Braverman is a problem-solver comfortable with attacking highly abstract questions, as well as real-world applications. He also is a theory builder who has been at the forefront of recent developments in information complexity, an area that aims to bring ideas from Claude Shannon's information theory into the realm of computational complexity.
Information theory was launched in Shannon's seminal paper of 1948. That same year, John von Neumann mused about the theory of computation, noting that its roots in logic mean that "[i]t will have to be, from the mathematical point of view, combinatorial rather than analytical." This is a great limitation because mathematical analysis "is the technically most successful and best-elaborated part of mathematics," von Neumann said. Indeed, one of the great strengths of Shannon's theory is that it models a communication channel as a continuous resource, thereby bringing in the power of mathematical analysis.
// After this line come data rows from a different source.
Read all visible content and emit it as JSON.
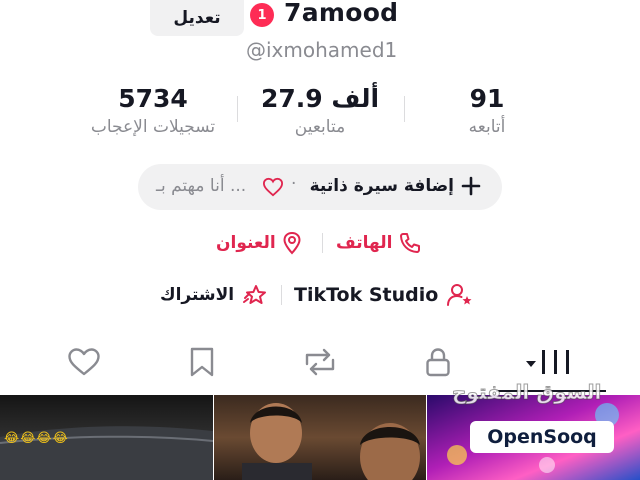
{
  "header": {
    "edit_label": "تعديل",
    "notification_count": "1",
    "display_name": "7amood",
    "username": "@ixmohamed1"
  },
  "stats": {
    "following": {
      "value": "91",
      "label": "أتابعه"
    },
    "followers": {
      "value": "27.9 ألف",
      "label": "متابعين"
    },
    "likes": {
      "value": "5734",
      "label": "تسجيلات الإعجاب"
    }
  },
  "bio": {
    "add_label": "إضافة سيرة ذاتية",
    "separator": "·",
    "interest_placeholder": "أنا مهتم بـ ..."
  },
  "links": {
    "phone_label": "الهاتف",
    "address_label": "العنوان",
    "studio_label": "TikTok Studio",
    "subscribe_label": "الاشتراك"
  },
  "tabs": [
    {
      "name": "videos",
      "icon": "grid-icon",
      "active": true
    },
    {
      "name": "private",
      "icon": "lock-icon",
      "active": false
    },
    {
      "name": "reposts",
      "icon": "repost-icon",
      "active": false
    },
    {
      "name": "saved",
      "icon": "bookmark-icon",
      "active": false
    },
    {
      "name": "liked",
      "icon": "heart-icon",
      "active": false
    }
  ],
  "grid": {
    "thumb_1_overlay": "😂😂😂😂",
    "watermark_text": "السوق المفتوح",
    "watermark_brand": "OpenSooq"
  },
  "colors": {
    "accent": "#fe2c55",
    "link": "#e0264f",
    "text_primary": "#161823",
    "text_secondary": "#8a8b91",
    "pill_bg": "#f1f1f2"
  }
}
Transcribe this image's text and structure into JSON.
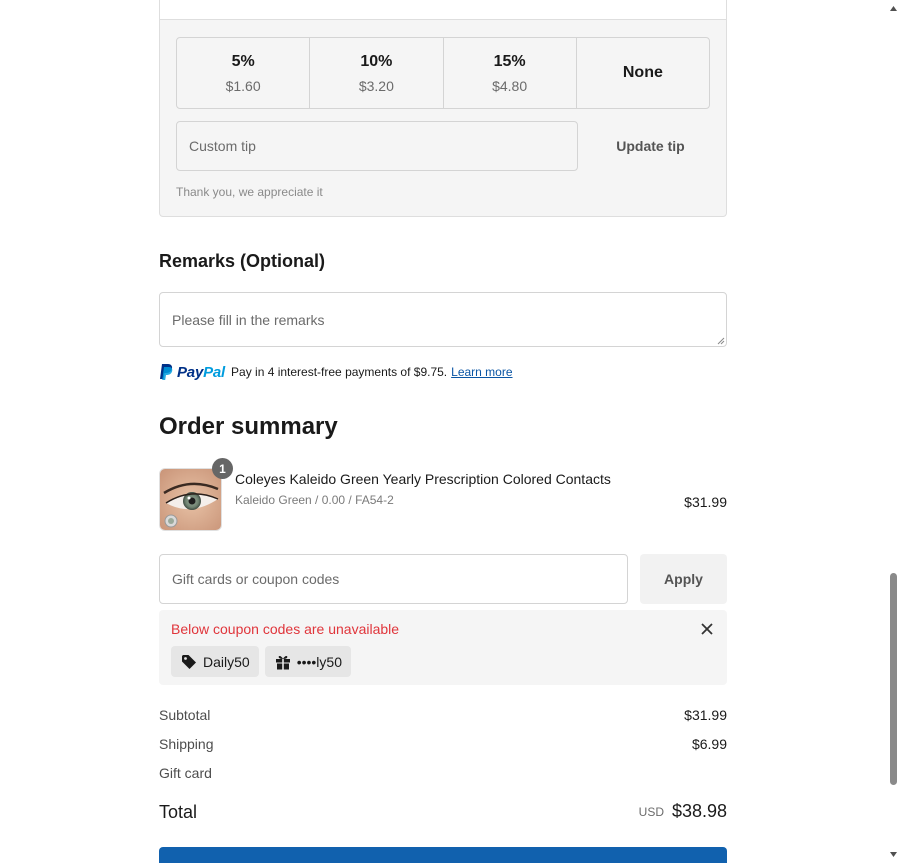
{
  "tip": {
    "options": [
      {
        "percent": "5%",
        "amount": "$1.60"
      },
      {
        "percent": "10%",
        "amount": "$3.20"
      },
      {
        "percent": "15%",
        "amount": "$4.80"
      }
    ],
    "none_label": "None",
    "custom_placeholder": "Custom tip",
    "update_label": "Update tip",
    "thanks_text": "Thank you, we appreciate it"
  },
  "remarks": {
    "title": "Remarks (Optional)",
    "placeholder": "Please fill in the remarks"
  },
  "paypal": {
    "logo_pay": "Pay",
    "logo_pal": "Pal",
    "message": "Pay in 4 interest-free payments of $9.75.",
    "learn_more": "Learn more",
    "brand_dark": "#003087",
    "brand_light": "#009cde"
  },
  "order_summary": {
    "title": "Order summary",
    "product": {
      "quantity": "1",
      "name": "Coleyes Kaleido Green Yearly Prescription Colored Contacts",
      "variant": "Kaleido Green / 0.00 / FA54-2",
      "price": "$31.99"
    },
    "coupon": {
      "placeholder": "Gift cards or coupon codes",
      "apply_label": "Apply"
    },
    "unavailable": {
      "message": "Below coupon codes are unavailable",
      "codes": [
        {
          "icon": "tag-icon",
          "label": "Daily50"
        },
        {
          "icon": "gift-icon",
          "label": "••••ly50"
        }
      ],
      "message_color": "#e0353b"
    },
    "subtotal_label": "Subtotal",
    "subtotal_value": "$31.99",
    "shipping_label": "Shipping",
    "shipping_value": "$6.99",
    "giftcard_label": "Gift card",
    "total_label": "Total",
    "total_currency": "USD",
    "total_value": "$38.98"
  },
  "colors": {
    "accent": "#1161ae"
  }
}
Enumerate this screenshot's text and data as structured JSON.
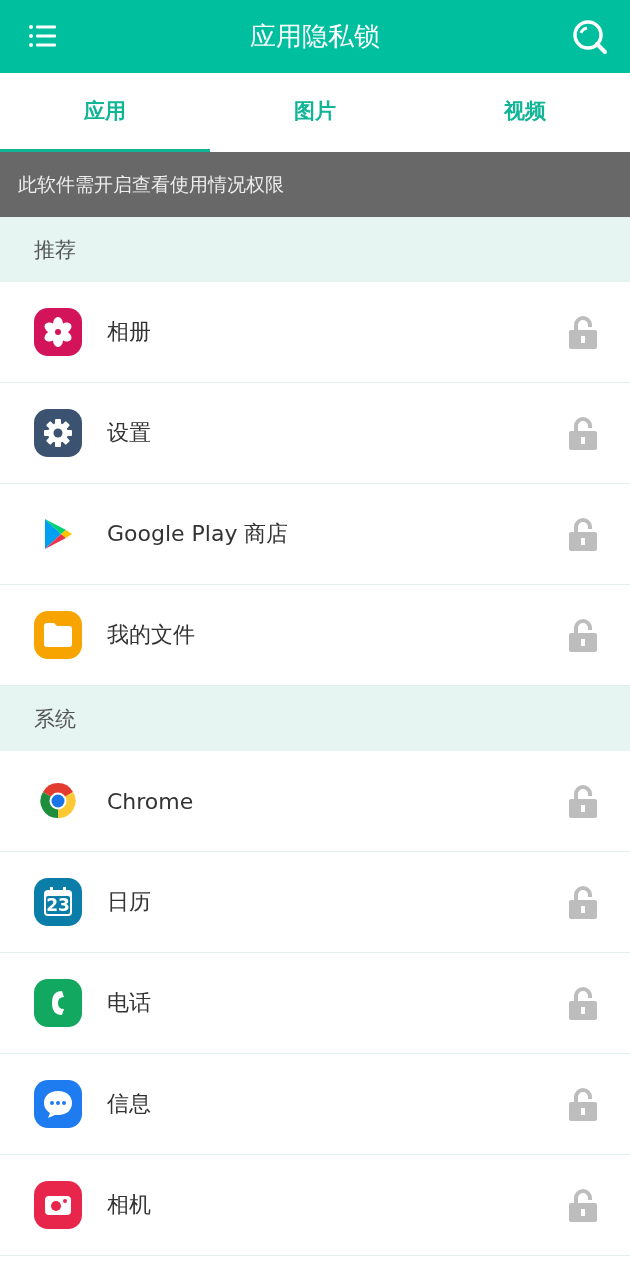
{
  "header": {
    "title": "应用隐私锁"
  },
  "tabs": [
    {
      "label": "应用",
      "selected": true
    },
    {
      "label": "图片",
      "selected": false
    },
    {
      "label": "视频",
      "selected": false
    }
  ],
  "notice": "此软件需开启查看使用情况权限",
  "sections": [
    {
      "title": "推荐",
      "apps": [
        {
          "name": "相册",
          "kind": "gallery",
          "locked": false
        },
        {
          "name": "设置",
          "kind": "settings",
          "locked": false
        },
        {
          "name": "Google Play 商店",
          "kind": "play",
          "locked": false
        },
        {
          "name": "我的文件",
          "kind": "files",
          "locked": false
        }
      ]
    },
    {
      "title": "系统",
      "apps": [
        {
          "name": "Chrome",
          "kind": "chrome",
          "locked": false
        },
        {
          "name": "日历",
          "kind": "calendar",
          "icon_text": "23",
          "locked": false
        },
        {
          "name": "电话",
          "kind": "phone",
          "locked": false
        },
        {
          "name": "信息",
          "kind": "messages",
          "locked": false
        },
        {
          "name": "相机",
          "kind": "camera",
          "locked": false
        }
      ]
    }
  ]
}
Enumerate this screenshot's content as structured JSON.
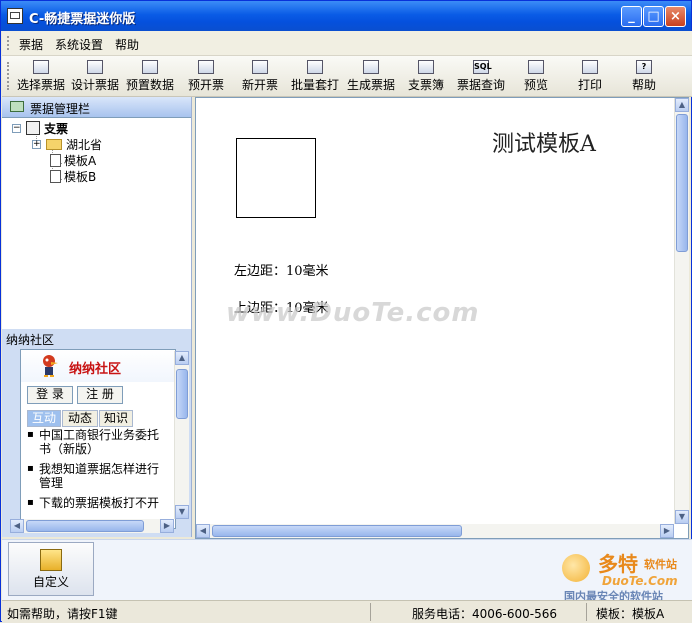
{
  "window": {
    "title": "C-畅捷票据迷你版"
  },
  "menu": [
    "票据",
    "系统设置",
    "帮助"
  ],
  "toolbar": [
    {
      "label": "选择票据",
      "icon": "open-folder-icon",
      "glyph": ""
    },
    {
      "label": "设计票据",
      "icon": "design-icon",
      "glyph": ""
    },
    {
      "label": "预置数据",
      "icon": "preset-data-icon",
      "glyph": ""
    },
    {
      "label": "预开票",
      "icon": "pre-invoice-icon",
      "glyph": ""
    },
    {
      "label": "新开票",
      "icon": "new-invoice-icon",
      "glyph": ""
    },
    {
      "label": "批量套打",
      "icon": "batch-print-icon",
      "glyph": ""
    },
    {
      "label": "生成票据",
      "icon": "generate-icon",
      "glyph": ""
    },
    {
      "label": "支票簿",
      "icon": "checkbook-icon",
      "glyph": ""
    },
    {
      "label": "票据查询",
      "icon": "sql-query-icon",
      "glyph": "SQL"
    },
    {
      "label": "预览",
      "icon": "preview-icon",
      "glyph": ""
    },
    {
      "label": "打印",
      "icon": "printer-icon",
      "glyph": ""
    },
    {
      "label": "帮助",
      "icon": "help-icon",
      "glyph": "?"
    }
  ],
  "left_panel": {
    "title": "票据管理栏",
    "tree": {
      "root": "支票",
      "folder": "湖北省",
      "items": [
        "模板A",
        "模板B"
      ]
    }
  },
  "community": {
    "header": "纳纳社区",
    "banner_title": "纳纳社区",
    "login": "登 录",
    "register": "注 册",
    "tabs": [
      "互动",
      "动态",
      "知识"
    ],
    "items": [
      "中国工商银行业务委托书（新版）",
      "我想知道票据怎样进行管理",
      "下载的票据模板打不开"
    ]
  },
  "ticket": {
    "title": "测试模板A",
    "left_margin": "左边距：10毫米",
    "top_margin": "上边距：10毫米"
  },
  "watermark": "www.DuoTe.com",
  "bottom": {
    "custom_label": "自定义",
    "logo_brand": "多特",
    "logo_suffix": "软件站",
    "logo_domain": "DuoTe.Com",
    "logo_slogan": "国内最安全的软件站"
  },
  "status": {
    "help": "如需帮助，请按F1键",
    "phone": "服务电话：4006-600-566",
    "template": "模板：模板A"
  }
}
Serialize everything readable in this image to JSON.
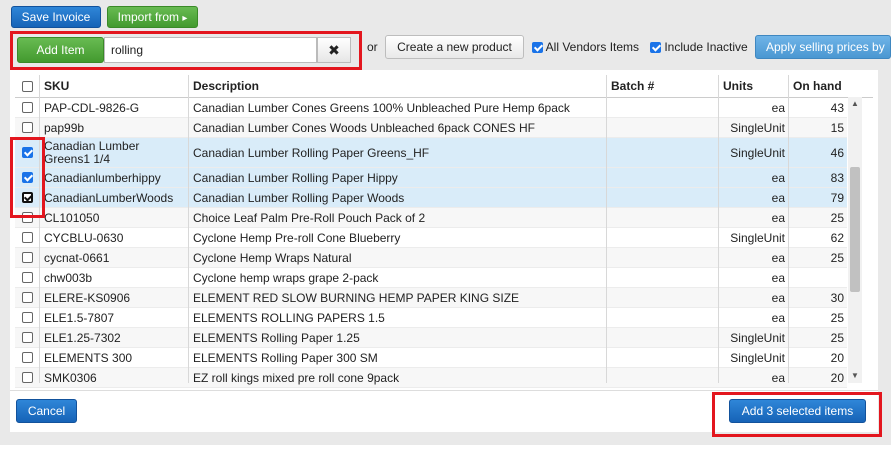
{
  "toolbar": {
    "save_invoice": "Save Invoice",
    "import_from": "Import from",
    "import_caret": "▸"
  },
  "search": {
    "add_item_label": "Add Item",
    "value": "rolling",
    "or_text": "or",
    "create_new_product": "Create a new product",
    "all_vendors_label": "All Vendors Items",
    "all_vendors_checked": true,
    "include_inactive_label": "Include Inactive",
    "include_inactive_checked": true,
    "apply_selling_prices": "Apply selling prices by"
  },
  "table": {
    "columns": [
      "SKU",
      "Description",
      "Batch #",
      "Units",
      "On hand"
    ],
    "rows": [
      {
        "sku": "PAP-CDL-9826-G",
        "description": "Canadian Lumber Cones Greens 100% Unbleached Pure Hemp 6pack",
        "batch": "",
        "units": "ea",
        "on_hand": "43",
        "checked": false,
        "selected": false
      },
      {
        "sku": "pap99b",
        "description": "Canadian Lumber Cones Woods Unbleached 6pack CONES HF",
        "batch": "",
        "units": "SingleUnit",
        "on_hand": "15",
        "checked": false,
        "selected": false
      },
      {
        "sku": "Canadian Lumber Greens1 1/4",
        "description": "Canadian Lumber Rolling Paper Greens_HF",
        "batch": "",
        "units": "SingleUnit",
        "on_hand": "46",
        "checked": true,
        "selected": true
      },
      {
        "sku": "Canadianlumberhippy",
        "description": "Canadian Lumber Rolling Paper Hippy",
        "batch": "",
        "units": "ea",
        "on_hand": "83",
        "checked": true,
        "selected": true
      },
      {
        "sku": "CanadianLumberWoods",
        "description": "Canadian Lumber Rolling Paper Woods",
        "batch": "",
        "units": "ea",
        "on_hand": "79",
        "checked": true,
        "selected": true
      },
      {
        "sku": "CL101050",
        "description": "Choice Leaf Palm Pre-Roll Pouch Pack of 2",
        "batch": "",
        "units": "ea",
        "on_hand": "25",
        "checked": false,
        "selected": false
      },
      {
        "sku": "CYCBLU-0630",
        "description": "Cyclone Hemp Pre-roll Cone Blueberry",
        "batch": "",
        "units": "SingleUnit",
        "on_hand": "62",
        "checked": false,
        "selected": false
      },
      {
        "sku": "cycnat-0661",
        "description": "Cyclone Hemp Wraps Natural",
        "batch": "",
        "units": "ea",
        "on_hand": "25",
        "checked": false,
        "selected": false
      },
      {
        "sku": "chw003b",
        "description": "Cyclone hemp wraps grape 2-pack",
        "batch": "",
        "units": "ea",
        "on_hand": "",
        "checked": false,
        "selected": false
      },
      {
        "sku": "ELERE-KS0906",
        "description": "ELEMENT RED SLOW BURNING HEMP PAPER KING SIZE",
        "batch": "",
        "units": "ea",
        "on_hand": "30",
        "checked": false,
        "selected": false
      },
      {
        "sku": "ELE1.5-7807",
        "description": "ELEMENTS ROLLING PAPERS 1.5",
        "batch": "",
        "units": "ea",
        "on_hand": "25",
        "checked": false,
        "selected": false
      },
      {
        "sku": "ELE1.25-7302",
        "description": "ELEMENTS Rolling Paper 1.25",
        "batch": "",
        "units": "SingleUnit",
        "on_hand": "25",
        "checked": false,
        "selected": false
      },
      {
        "sku": "ELEMENTS 300",
        "description": "ELEMENTS Rolling Paper 300 SM",
        "batch": "",
        "units": "SingleUnit",
        "on_hand": "20",
        "checked": false,
        "selected": false
      },
      {
        "sku": "SMK0306",
        "description": "EZ roll kings mixed pre roll cone 9pack",
        "batch": "",
        "units": "ea",
        "on_hand": "20",
        "checked": false,
        "selected": false
      }
    ]
  },
  "footer": {
    "cancel": "Cancel",
    "add_selected": "Add 3 selected items"
  },
  "colors": {
    "primary_button": "#1663b7",
    "green_button": "#439a2f",
    "selected_row": "#d9ecf9",
    "highlight_box": "#e3161e"
  }
}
The hope is that ideas from information theory can help make computational complexity less combinatorial and more analytical. Information complexity has existed as a research area for decades, but "somehow it wasn't as consistently fashionable within the theory of computation as one would expect," Braverman said. "I have been trying to promote its use and find new uses for it."
Wigderson portrays Braverman as a leader who "more or less single-handedly" revitalized this area of research.
Braverman's 2013 paper with Boaz Barak, Xi Chen, and Anup Rao gave impetus to information complexity by laying out the main definitions and problems and providing substantial initial results. Two years later, Braverman and his student Jon Schneider proved information complexity is computable.
Expanding the use of information theory and information complexity to more models of computation is a promising direction for future research, Braverman said. "Of course, many times in the past we have been stuck," he said. "It doesn't appear that we are closer to P versus NP than we were 50 years ago. But in many intermediate models of computation, we have made a lot progress."
Braverman said he hopes to be able to nail down more specifically what makes those results so difficult, "because the stumbling block is also an explanation."
Allyn Jackson is a journalist specializing in science and mathematics topics, who is based in Munich, Germany.